Learning to draw when you don't think you are talented enough.

Art for the Untalented

The art community is a fractured one.  Many artists have very specific ideas about the right and wrong way to do things.  I am a member on a couple of art forums and believe me, artists arFaces of FreedomCredit: Drawing done in part from a photo by Andrea Brucee opinionated.  In my niche (graphite art) there are many different views on how to draw.  There is the freehand only community, who views any tool whatsoever as an insult to real art.  There is the community that believes that photo-realism is not the point of art.  There are those who believe that the best art is the drawing that looks like a photograph, and the list goes on.  There are many spirited debates on the right and wrong way to draw.  For me, the only wrong way to draw, is not to draw at all.
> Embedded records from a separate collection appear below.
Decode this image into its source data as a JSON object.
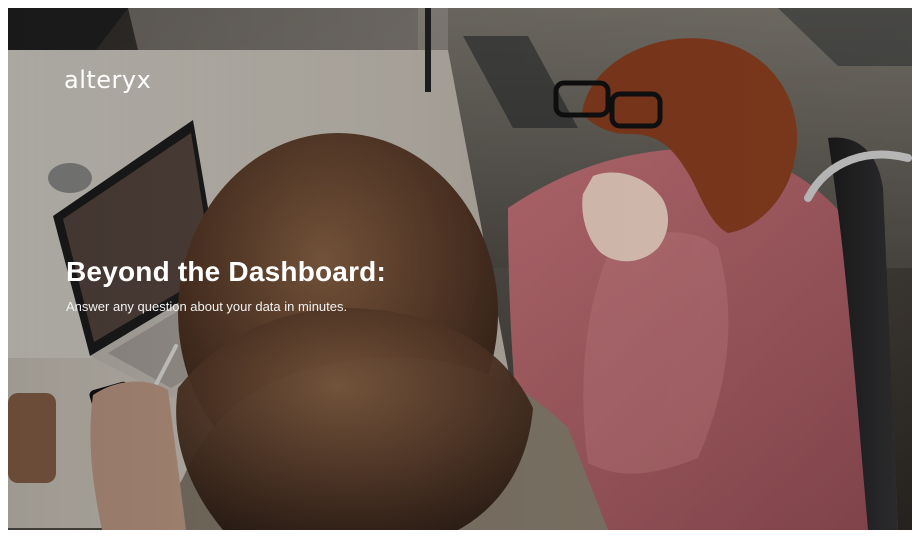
{
  "brand": {
    "logo_text": "alteryx"
  },
  "hero": {
    "title": "Beyond the Dashboard:",
    "subtitle": "Answer any question about your data in minutes.",
    "image_subject": "two-women-reviewing-laptop-photo"
  },
  "colors": {
    "text": "#ffffff",
    "overlay": "#000000",
    "jacket": "#b35f67",
    "hair": "#5b3b2a"
  }
}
I have had no formal art training, but the two drawings pictured in this article were drawn by me. within the last two years.  They represent the cumulative experience of about three years worth of drawing.  That's it.  Three years.  I love to carve, and that had been my main hobby.  However, there was a time about three years ago that my workshop was being remodeled and I was left with nowhere to carve.  (My wife forbids me creating wood shavings on the livingroom carpet!)

With nothing to do, I headed to the bookstore in search of a temporary hobby.  I passed the art section and noticed a book on graphite art.  Pencils were cheap, so I picked it up and decided to give it a try.  Up to this point I had not drawn anything more serious than a stick figure on my school books in High school.  I purchased the book, and went home to get started.  I have no formal training, but there are so many good books out there that give detailed instructions on technique.

I have always loved art, and had often wished to create it, but felt that without formal training, and a generous helping of talent, I was destined to always be only an admirer.  I was wrong.  Let me tell you the things I found out, and urge you to pursue your wish to create.

  1. Art is easier if you are naturally gifted.  This is true, but that is no reason to miss out on the awesome feeling of creating just because you are not naturally gifted.  I have often envied people who could sit down and paint or draw beautiful pictures in a matter of minutes.  I can't, but that's okay!
  2. Art can be boiled down to formulas and techniques.  These are for the non-talented.  If you are willing to look for the formulas, you can create by process, what the "talented" artist creates by instinct.  In the graphite realm, there are formulas for creating different textures and effects.  They call it "layering" .  It is a process, and anyone can do it.  Maybe not perfect the first time, but you can do it!
  3. Many of the "talented" people have taken the time to write books and create websites where they share their secrets in easy to understand ways.  Studying these books and websites will increase your understanding of the process and formulas you need for the given medium you choose.  Just go to the web and type "How to (whatever type of art you want)"  You will find much more information that you can absorb in a single afternoon.
  4. OnceMy Brother AndrewCredit: Original by Mark Foster you know the techniques and create your first piece, people will begin telling you that they wish they were as talented as you are.  This led me to an epiphany.  Talent may be learned!  Okay, I am not a gifted artist, but I am a learned one!
  5. Don't listen to anyone tell you that you are doing it wrong.  Feel free to ask advice of those who are talented, but don't let them tell you that you are doing it wrong.  I have found that those who love art, will urge you in your pursuit.  Those who are art "snobs" will criticise your technique if it is different from their own.  Those people are not worth listening to anyway.
  6. Joining an online community of artist in your niche can be extremely helpful.  If you prefer in person, look for a community of artist in your area and see if you can join.  I prefer the online art forums for sheer magnitude of information at my fingertips.


Have you always wanted to draw, or paint, or sculpt?  What are you waiting for, and education?  It's waiting for you there in the bookstore and here on the web!  I am not minimizing formal art school training.  I am simply saying you don't need it to begin creating today.  Pursue you dream of being an artist.  It just might be one of the most rewarding things you have ever done!